▸ **Directions for this task**:
Filter the entries below, keeping only lines with "DENY".

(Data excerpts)

+++

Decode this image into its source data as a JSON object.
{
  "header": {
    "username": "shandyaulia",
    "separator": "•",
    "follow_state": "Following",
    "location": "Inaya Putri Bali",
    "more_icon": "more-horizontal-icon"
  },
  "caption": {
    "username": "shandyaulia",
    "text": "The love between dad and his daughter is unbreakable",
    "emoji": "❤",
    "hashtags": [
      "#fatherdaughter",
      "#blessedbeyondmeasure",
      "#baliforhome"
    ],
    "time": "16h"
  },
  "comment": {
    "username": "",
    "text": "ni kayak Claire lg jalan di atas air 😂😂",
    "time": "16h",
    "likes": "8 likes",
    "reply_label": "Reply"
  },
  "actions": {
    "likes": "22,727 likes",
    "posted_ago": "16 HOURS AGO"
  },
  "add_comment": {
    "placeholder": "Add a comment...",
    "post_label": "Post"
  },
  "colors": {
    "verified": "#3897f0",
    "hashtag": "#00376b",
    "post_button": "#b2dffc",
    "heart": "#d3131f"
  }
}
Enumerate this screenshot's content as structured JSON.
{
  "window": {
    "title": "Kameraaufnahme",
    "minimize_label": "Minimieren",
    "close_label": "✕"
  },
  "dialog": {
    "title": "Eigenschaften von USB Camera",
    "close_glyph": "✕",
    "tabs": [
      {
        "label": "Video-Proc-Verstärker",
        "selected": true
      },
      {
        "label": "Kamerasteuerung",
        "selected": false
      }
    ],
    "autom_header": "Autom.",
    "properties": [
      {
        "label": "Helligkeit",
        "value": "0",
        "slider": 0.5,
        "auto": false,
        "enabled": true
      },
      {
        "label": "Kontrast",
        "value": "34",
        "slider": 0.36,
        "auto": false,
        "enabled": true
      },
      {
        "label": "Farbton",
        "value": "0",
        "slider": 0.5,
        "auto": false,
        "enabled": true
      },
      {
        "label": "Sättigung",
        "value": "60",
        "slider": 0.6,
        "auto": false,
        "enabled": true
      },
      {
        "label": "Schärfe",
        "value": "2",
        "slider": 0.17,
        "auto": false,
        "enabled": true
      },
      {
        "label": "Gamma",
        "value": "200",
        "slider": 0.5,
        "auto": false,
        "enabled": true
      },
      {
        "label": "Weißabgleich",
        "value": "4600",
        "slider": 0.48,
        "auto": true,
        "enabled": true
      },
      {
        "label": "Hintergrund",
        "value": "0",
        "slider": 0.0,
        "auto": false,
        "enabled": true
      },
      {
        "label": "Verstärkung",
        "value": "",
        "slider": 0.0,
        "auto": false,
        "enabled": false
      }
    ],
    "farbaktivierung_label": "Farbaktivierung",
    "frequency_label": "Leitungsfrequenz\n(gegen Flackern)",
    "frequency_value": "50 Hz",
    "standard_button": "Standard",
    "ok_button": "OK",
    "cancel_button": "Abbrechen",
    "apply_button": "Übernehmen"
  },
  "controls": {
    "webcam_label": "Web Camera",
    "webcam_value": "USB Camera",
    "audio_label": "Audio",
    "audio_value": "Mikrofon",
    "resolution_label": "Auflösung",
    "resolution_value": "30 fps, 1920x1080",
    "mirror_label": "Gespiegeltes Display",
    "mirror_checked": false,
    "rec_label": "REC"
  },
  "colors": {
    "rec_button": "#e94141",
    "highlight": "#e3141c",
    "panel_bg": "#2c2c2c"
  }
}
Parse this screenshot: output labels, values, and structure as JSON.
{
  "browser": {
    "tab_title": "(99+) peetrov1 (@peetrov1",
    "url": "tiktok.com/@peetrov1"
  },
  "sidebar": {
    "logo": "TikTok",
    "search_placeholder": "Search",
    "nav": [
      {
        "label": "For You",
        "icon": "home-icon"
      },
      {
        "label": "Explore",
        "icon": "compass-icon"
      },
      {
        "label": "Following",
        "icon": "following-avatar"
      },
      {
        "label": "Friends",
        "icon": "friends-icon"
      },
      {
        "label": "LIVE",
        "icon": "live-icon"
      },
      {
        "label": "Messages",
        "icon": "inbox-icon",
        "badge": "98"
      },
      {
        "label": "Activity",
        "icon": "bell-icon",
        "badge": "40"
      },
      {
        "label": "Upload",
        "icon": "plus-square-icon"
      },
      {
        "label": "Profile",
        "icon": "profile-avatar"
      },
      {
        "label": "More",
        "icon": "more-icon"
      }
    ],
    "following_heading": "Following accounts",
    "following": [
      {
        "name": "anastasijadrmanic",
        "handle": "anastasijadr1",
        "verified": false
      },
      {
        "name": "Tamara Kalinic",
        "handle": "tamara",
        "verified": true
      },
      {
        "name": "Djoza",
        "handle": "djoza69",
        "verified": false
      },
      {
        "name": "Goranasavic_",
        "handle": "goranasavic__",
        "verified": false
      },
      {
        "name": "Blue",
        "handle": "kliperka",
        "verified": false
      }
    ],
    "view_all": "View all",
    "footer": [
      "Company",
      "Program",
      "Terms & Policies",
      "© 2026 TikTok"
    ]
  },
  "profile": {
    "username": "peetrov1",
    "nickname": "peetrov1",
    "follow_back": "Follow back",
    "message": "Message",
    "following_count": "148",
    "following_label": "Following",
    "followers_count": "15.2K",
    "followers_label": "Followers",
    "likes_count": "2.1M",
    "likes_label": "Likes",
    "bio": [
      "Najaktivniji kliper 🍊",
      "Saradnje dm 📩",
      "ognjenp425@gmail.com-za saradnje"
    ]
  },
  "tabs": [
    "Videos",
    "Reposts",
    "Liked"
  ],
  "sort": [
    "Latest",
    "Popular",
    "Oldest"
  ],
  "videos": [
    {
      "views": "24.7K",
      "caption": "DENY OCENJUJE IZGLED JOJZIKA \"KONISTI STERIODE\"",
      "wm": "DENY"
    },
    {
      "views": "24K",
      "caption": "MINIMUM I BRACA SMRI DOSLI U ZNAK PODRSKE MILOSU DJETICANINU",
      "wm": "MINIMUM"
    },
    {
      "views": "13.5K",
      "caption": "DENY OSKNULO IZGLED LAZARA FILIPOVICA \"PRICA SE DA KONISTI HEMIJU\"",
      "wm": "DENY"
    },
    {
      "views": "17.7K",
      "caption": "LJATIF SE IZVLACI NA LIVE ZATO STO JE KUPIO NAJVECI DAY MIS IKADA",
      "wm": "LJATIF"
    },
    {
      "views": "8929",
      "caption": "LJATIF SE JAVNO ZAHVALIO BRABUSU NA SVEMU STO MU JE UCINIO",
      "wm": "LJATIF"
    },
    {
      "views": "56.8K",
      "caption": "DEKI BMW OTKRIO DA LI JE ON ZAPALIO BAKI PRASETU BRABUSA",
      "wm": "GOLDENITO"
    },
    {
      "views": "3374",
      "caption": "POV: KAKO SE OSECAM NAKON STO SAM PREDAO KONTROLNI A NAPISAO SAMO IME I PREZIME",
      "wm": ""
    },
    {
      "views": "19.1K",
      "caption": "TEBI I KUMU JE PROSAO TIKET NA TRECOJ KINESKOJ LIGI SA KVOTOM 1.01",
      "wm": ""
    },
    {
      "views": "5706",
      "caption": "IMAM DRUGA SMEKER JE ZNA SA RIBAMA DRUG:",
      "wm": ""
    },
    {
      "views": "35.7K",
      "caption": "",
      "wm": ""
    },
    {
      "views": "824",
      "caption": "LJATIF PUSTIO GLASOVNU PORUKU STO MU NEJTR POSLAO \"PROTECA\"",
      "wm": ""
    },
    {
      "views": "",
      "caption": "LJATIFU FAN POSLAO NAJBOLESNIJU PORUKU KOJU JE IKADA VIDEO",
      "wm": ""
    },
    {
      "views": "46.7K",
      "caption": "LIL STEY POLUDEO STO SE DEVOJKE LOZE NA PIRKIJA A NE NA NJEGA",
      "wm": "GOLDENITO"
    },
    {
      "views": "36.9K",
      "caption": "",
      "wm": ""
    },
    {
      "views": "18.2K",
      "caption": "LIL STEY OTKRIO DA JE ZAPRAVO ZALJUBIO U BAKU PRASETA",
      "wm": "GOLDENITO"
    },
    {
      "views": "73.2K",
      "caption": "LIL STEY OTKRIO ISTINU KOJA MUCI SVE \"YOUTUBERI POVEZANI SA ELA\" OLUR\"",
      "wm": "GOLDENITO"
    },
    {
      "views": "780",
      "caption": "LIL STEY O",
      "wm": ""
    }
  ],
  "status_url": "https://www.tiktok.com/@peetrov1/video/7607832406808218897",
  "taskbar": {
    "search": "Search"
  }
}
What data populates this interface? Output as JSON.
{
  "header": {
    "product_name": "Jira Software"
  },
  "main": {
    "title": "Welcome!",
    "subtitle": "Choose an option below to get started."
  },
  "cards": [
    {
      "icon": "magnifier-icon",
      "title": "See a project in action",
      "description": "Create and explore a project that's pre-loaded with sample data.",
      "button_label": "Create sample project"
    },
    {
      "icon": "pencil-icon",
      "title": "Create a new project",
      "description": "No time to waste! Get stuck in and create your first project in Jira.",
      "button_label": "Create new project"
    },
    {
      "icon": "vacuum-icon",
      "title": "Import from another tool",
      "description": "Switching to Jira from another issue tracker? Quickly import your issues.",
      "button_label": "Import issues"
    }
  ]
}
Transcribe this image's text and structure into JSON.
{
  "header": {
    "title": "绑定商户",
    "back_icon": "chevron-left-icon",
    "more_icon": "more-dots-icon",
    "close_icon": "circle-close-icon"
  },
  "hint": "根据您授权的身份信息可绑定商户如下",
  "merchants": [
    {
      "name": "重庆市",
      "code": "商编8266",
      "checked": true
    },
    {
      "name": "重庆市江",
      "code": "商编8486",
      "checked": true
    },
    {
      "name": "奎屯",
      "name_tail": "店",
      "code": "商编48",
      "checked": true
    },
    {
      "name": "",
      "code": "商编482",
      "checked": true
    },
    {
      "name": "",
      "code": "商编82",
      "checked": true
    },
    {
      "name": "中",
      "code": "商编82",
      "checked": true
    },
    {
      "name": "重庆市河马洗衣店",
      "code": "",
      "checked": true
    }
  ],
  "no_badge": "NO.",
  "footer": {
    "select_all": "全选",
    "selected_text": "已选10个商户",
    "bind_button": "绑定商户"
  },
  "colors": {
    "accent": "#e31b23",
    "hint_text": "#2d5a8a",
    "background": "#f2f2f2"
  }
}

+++

▸ **Written response**:
      "caption": "DENY OCENJUJE IZGLED JOJZIKA \"KONISTI STERIODE\"",
      "wm": "DENY"
      "caption": "DENY OSKNULO IZGLED LAZARA FILIPOVICA \"PRICA SE DA KONISTI HEMIJU\"",
      "wm": "DENY"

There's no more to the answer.